_Assigned task:_
Bring together copies of the lines in the data below that contain the word "TATTOO".

Interface dataset entries
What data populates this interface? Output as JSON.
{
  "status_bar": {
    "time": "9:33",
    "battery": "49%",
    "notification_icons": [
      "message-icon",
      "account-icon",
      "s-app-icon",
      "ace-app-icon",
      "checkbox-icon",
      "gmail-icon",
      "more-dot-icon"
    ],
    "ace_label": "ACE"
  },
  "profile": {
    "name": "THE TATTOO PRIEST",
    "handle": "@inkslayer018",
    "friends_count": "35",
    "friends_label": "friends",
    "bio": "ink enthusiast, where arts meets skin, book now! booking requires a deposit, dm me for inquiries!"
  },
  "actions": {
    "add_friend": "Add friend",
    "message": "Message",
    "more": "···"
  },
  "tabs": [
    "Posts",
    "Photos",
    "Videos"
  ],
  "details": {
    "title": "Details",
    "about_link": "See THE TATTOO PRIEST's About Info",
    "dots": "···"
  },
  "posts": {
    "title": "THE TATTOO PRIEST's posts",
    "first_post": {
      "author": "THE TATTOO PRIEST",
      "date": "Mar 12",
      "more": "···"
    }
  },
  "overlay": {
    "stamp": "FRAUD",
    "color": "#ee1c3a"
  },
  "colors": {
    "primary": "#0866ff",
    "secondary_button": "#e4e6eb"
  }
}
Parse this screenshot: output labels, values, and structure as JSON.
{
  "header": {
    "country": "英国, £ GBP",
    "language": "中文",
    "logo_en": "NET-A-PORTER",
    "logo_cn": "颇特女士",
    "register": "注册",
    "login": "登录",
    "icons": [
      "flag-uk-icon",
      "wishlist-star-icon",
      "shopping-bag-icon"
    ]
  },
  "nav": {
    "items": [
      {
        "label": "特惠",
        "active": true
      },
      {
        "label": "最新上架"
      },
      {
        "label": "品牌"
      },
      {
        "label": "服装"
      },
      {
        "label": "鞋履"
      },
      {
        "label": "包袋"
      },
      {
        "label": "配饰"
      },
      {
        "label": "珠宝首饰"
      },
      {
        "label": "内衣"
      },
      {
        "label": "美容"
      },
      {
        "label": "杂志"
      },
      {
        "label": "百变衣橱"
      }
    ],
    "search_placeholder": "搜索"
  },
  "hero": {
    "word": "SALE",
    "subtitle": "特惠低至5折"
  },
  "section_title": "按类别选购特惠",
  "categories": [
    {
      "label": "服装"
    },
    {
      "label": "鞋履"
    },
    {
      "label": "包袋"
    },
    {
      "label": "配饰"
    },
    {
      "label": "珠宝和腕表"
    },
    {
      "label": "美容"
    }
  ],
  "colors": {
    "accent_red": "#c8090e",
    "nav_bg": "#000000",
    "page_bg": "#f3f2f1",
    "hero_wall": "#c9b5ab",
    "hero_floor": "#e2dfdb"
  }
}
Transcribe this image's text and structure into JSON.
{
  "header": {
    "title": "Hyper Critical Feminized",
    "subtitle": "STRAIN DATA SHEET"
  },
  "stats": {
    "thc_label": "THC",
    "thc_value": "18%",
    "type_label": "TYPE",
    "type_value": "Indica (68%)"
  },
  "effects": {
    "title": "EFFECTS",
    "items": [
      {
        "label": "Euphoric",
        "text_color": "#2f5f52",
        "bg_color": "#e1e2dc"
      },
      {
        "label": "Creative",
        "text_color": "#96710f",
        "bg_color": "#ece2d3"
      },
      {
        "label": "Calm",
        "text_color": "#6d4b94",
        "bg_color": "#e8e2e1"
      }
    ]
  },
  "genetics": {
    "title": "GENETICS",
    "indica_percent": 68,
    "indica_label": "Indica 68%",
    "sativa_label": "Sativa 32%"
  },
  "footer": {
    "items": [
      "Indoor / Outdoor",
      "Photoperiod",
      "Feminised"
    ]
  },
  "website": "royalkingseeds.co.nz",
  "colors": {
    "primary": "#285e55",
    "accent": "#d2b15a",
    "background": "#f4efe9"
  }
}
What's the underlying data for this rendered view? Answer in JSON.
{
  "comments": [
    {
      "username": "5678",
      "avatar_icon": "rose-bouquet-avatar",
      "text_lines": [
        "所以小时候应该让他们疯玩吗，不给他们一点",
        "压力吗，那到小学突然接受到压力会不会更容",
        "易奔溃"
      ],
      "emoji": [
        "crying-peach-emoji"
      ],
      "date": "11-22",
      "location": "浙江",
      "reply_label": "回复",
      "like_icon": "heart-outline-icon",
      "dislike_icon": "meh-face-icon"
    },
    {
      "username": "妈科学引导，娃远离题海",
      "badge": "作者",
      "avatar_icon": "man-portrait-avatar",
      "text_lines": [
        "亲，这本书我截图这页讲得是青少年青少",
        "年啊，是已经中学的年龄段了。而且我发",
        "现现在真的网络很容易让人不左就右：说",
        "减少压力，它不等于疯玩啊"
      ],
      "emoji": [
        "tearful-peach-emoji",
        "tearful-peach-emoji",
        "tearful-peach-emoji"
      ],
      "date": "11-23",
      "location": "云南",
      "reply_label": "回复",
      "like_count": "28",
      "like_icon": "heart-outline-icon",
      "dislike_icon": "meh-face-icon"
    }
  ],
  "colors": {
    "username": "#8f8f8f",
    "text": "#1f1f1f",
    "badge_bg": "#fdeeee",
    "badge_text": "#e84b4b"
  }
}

_Exercise response:_
    "name": "THE TATTOO PRIEST",
    "about_link": "See THE TATTOO PRIEST's About Info",
    "title": "THE TATTOO PRIEST's posts",
      "author": "THE TATTOO PRIEST",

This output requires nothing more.